WASHINGTON – In an effort to help meet the growing demand, the U.S. Department of Veterans Affairs (VA) activated its 3D printing network in late March, to test 3D designs of medical equipment used by the nation’s health care providers to combat the COVID-19 pandemic. VA is teaming with the U.S. Food and Drug Administration (FDA), the National Institute of Health (NIH) and innovators across the globe using 3D printing technology to prototype medical supplies, including customized personal protective equipment (PPE) like face shields, masks and ventilators. Developing 3D masks and other critical PPE supplies bolsters the nation’s fight against COVID-19. It also supports VA’s “Fourth Mission” to provide back-up assistance to the country’s public and health care systems during times of crisis. “VA is at the forefront of using 3D printing technology to benefit our patients,” said VA Secretary Robert Wilkie. “The collective actions of our partners allow us to bring VA’s medical expertise in 3D printing to the frontline of the fight against COVID-19, helping health care providers and patients stay safe.” Through this initiative, VA’s Innovation Ecosystem, the NIH 3D Print Exchange and FDA 3D Medical Device Initiativesare leveraging medical knowledge, with public health and safety expertise, while also validating the efficacy of 3D products.
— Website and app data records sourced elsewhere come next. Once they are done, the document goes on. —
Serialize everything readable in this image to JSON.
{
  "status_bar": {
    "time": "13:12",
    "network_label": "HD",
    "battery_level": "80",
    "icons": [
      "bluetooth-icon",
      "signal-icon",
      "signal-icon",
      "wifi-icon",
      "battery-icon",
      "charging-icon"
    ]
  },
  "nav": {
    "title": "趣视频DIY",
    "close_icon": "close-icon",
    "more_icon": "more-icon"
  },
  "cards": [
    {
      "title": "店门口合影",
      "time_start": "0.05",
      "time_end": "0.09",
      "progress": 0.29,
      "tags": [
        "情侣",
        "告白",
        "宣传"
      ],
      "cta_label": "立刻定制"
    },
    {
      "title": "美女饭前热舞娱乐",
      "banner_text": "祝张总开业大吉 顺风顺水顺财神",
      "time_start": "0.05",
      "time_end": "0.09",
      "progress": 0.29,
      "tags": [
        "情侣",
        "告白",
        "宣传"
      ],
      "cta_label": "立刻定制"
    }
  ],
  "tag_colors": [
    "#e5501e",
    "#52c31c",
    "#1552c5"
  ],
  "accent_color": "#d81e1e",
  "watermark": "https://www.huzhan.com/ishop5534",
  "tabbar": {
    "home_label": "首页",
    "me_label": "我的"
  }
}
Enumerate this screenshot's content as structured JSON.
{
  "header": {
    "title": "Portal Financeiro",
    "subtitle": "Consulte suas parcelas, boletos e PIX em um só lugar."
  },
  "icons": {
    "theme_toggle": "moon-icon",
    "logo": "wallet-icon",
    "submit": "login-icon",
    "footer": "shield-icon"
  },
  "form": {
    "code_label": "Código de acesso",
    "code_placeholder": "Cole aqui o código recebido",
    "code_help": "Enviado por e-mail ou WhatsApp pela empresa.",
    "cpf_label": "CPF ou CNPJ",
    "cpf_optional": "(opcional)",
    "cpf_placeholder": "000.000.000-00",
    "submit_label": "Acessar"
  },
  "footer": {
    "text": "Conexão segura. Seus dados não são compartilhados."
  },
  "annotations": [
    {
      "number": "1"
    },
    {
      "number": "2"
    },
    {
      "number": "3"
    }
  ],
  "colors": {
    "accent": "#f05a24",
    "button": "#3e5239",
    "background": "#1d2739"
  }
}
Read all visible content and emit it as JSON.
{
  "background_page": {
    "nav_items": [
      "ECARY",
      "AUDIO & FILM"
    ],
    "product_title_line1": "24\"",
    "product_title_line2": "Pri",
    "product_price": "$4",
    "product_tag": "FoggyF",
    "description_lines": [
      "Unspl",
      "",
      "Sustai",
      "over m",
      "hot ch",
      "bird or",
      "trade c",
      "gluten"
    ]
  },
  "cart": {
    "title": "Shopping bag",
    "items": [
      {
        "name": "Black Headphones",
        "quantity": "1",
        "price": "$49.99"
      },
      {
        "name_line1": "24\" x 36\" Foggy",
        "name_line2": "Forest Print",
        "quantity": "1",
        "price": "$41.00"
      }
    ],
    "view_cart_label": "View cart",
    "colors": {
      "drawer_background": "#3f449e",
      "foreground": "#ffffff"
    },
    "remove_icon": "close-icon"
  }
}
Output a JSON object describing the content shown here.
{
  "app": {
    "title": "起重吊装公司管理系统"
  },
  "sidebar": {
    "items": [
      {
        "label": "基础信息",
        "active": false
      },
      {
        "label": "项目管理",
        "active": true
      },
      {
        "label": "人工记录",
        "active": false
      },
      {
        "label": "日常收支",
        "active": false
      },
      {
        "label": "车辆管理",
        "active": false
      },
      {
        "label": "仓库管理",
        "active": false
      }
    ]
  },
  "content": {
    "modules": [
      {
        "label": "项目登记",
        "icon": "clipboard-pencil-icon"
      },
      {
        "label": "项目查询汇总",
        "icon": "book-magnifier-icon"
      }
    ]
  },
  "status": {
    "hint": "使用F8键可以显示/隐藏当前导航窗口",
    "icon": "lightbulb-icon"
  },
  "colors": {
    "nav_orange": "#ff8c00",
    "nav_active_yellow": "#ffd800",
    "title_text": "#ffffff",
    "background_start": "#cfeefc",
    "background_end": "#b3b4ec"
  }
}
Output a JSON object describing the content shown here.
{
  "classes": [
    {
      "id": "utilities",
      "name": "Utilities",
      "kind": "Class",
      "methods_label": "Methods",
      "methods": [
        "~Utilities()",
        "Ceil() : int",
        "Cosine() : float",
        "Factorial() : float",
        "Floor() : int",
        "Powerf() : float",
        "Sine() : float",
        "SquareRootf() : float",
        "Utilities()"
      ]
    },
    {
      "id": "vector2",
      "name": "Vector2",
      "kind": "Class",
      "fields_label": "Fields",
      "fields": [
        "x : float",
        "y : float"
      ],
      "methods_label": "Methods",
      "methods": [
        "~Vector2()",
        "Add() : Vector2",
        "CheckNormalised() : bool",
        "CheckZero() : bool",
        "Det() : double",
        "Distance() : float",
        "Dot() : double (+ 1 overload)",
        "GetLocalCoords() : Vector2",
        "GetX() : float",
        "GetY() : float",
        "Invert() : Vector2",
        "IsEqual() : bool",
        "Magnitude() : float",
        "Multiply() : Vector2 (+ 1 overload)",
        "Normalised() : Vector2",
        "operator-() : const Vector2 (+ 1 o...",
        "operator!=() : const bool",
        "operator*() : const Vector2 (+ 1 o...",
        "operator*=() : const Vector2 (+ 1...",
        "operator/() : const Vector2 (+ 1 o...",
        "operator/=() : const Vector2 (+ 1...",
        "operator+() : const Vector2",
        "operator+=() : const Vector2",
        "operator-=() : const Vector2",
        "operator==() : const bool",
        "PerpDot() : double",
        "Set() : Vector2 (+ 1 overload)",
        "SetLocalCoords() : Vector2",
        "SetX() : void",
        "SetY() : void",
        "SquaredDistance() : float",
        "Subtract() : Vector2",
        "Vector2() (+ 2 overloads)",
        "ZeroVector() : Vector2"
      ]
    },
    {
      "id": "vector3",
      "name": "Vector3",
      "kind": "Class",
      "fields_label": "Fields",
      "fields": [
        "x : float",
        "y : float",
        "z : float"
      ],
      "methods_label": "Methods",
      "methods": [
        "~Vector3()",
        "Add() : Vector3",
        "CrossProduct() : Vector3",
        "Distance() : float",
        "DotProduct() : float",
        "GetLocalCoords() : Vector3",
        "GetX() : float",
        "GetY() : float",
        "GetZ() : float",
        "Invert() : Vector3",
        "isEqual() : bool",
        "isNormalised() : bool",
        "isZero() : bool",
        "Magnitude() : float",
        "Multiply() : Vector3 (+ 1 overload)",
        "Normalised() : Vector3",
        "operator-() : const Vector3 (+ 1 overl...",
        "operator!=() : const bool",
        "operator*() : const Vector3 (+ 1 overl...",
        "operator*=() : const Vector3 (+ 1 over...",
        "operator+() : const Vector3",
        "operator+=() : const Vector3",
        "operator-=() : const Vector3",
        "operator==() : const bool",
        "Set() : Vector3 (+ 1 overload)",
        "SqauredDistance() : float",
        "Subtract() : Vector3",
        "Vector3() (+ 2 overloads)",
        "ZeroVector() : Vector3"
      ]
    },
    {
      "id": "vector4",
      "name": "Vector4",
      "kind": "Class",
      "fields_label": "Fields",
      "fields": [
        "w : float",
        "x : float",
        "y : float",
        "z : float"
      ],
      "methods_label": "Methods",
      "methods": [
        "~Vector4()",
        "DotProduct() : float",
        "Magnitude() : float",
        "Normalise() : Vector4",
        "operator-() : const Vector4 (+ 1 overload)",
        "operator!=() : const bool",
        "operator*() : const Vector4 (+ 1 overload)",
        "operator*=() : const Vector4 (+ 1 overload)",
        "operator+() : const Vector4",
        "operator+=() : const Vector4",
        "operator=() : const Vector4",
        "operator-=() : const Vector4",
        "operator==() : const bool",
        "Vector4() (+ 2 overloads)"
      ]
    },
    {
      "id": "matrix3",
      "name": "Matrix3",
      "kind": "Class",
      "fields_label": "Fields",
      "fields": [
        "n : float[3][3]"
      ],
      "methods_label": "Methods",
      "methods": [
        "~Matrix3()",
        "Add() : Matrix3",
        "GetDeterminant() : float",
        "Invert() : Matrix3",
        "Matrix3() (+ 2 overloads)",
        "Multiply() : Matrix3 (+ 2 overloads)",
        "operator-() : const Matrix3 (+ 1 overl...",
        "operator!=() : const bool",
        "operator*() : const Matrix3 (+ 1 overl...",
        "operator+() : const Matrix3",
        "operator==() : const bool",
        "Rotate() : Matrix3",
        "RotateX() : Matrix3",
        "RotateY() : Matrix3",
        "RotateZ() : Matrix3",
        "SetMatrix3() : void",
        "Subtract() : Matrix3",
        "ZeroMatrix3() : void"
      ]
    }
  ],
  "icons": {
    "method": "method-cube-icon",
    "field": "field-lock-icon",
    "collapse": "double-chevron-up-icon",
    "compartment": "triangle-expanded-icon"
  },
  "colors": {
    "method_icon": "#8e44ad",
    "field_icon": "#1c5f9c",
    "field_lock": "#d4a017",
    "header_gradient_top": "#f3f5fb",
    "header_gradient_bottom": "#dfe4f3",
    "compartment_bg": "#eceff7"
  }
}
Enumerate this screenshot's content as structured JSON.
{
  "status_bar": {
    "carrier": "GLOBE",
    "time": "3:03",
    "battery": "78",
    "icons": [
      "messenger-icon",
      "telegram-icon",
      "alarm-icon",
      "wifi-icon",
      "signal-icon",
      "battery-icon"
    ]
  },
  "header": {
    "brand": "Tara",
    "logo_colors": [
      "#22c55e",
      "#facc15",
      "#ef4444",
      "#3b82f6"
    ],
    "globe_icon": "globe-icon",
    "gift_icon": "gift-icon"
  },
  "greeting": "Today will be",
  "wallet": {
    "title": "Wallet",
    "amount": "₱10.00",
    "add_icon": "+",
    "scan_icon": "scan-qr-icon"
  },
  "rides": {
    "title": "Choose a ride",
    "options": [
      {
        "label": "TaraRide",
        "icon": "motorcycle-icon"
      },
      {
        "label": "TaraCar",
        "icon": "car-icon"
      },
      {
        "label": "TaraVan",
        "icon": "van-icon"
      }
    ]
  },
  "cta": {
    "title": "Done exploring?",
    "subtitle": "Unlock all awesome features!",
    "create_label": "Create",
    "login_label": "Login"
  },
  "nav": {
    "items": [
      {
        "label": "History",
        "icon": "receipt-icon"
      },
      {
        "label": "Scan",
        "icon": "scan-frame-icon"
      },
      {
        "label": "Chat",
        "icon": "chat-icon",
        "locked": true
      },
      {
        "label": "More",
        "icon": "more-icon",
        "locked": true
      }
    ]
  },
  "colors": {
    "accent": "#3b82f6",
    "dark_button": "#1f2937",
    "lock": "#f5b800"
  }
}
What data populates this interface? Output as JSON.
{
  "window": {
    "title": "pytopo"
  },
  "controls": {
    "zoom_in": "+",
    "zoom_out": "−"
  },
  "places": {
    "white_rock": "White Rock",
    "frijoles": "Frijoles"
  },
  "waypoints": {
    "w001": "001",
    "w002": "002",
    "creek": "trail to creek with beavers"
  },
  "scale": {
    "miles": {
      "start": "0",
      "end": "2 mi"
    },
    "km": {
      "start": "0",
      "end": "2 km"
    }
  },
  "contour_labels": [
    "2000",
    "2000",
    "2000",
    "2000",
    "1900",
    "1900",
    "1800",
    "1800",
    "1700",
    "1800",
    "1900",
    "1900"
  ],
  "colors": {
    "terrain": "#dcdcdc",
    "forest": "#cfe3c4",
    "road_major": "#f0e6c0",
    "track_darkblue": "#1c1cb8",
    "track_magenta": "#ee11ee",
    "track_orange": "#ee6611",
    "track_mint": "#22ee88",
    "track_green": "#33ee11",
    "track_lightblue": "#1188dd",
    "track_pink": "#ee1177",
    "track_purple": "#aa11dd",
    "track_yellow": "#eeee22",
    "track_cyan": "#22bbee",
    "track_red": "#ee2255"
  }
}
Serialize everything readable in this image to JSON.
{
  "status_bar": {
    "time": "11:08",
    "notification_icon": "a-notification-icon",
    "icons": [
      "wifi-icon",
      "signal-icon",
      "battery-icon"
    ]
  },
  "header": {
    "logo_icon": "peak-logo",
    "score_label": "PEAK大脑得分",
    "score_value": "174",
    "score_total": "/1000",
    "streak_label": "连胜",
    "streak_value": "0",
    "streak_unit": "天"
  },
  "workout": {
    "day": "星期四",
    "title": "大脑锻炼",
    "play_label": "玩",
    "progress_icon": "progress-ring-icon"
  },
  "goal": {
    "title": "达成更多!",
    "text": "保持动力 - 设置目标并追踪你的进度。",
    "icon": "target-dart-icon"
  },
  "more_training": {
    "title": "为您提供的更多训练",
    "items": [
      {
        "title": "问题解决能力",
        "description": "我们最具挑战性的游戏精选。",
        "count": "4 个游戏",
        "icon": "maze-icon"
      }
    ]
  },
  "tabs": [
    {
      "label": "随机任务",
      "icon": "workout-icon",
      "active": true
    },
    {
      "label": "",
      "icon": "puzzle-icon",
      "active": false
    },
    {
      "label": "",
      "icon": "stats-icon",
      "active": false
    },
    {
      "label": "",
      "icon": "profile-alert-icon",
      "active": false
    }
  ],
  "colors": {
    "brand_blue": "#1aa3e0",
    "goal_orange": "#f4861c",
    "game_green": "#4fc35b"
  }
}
In parallel, America Makes will engage manufacturers willing to 3D print for hospitals across the country to bring production to scale and meet unprecedented demand. VA’s 3D printing initiative, based at the VA Puget Sound Health Care System, grew out of the efforts of local VA clinical innovators and now includes 33 sites exploring a wide range of clinical applications. This includes pre-surgical planning, orthotics and prosthetics, assistive technology, dental applications, bioprinting and now rapid prototyping and testing in response to COVID-19.